-------- Records provided --------

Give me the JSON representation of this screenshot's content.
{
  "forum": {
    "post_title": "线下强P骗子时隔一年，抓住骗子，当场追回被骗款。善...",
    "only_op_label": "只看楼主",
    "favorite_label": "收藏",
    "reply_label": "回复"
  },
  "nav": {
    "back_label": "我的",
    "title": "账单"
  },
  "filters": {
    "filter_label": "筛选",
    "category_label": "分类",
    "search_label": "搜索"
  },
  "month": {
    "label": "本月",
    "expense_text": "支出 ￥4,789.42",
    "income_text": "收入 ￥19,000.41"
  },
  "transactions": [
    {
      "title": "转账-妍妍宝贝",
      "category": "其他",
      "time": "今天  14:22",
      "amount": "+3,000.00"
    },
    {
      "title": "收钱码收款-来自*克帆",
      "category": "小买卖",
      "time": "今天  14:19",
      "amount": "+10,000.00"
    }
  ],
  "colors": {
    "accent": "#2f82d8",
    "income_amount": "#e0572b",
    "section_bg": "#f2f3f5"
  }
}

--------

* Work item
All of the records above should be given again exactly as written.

* Answer box
Give me the JSON representation of this screenshot's content.
{
  "forum": {
    "post_title": "线下强P骗子时隔一年，抓住骗子，当场追回被骗款。善...",
    "only_op_label": "只看楼主",
    "favorite_label": "收藏",
    "reply_label": "回复"
  },
  "nav": {
    "back_label": "我的",
    "title": "账单"
  },
  "filters": {
    "filter_label": "筛选",
    "category_label": "分类",
    "search_label": "搜索"
  },
  "month": {
    "label": "本月",
    "expense_text": "支出 ￥4,789.42",
    "income_text": "收入 ￥19,000.41"
  },
  "transactions": [
    {
      "title": "转账-妍妍宝贝",
      "category": "其他",
      "time": "今天  14:22",
      "amount": "+3,000.00"
    },
    {
      "title": "收钱码收款-来自*克帆",
      "category": "小买卖",
      "time": "今天  14:19",
      "amount": "+10,000.00"
    }
  ],
  "colors": {
    "accent": "#2f82d8",
    "income_amount": "#e0572b",
    "section_bg": "#f2f3f5"
  }
}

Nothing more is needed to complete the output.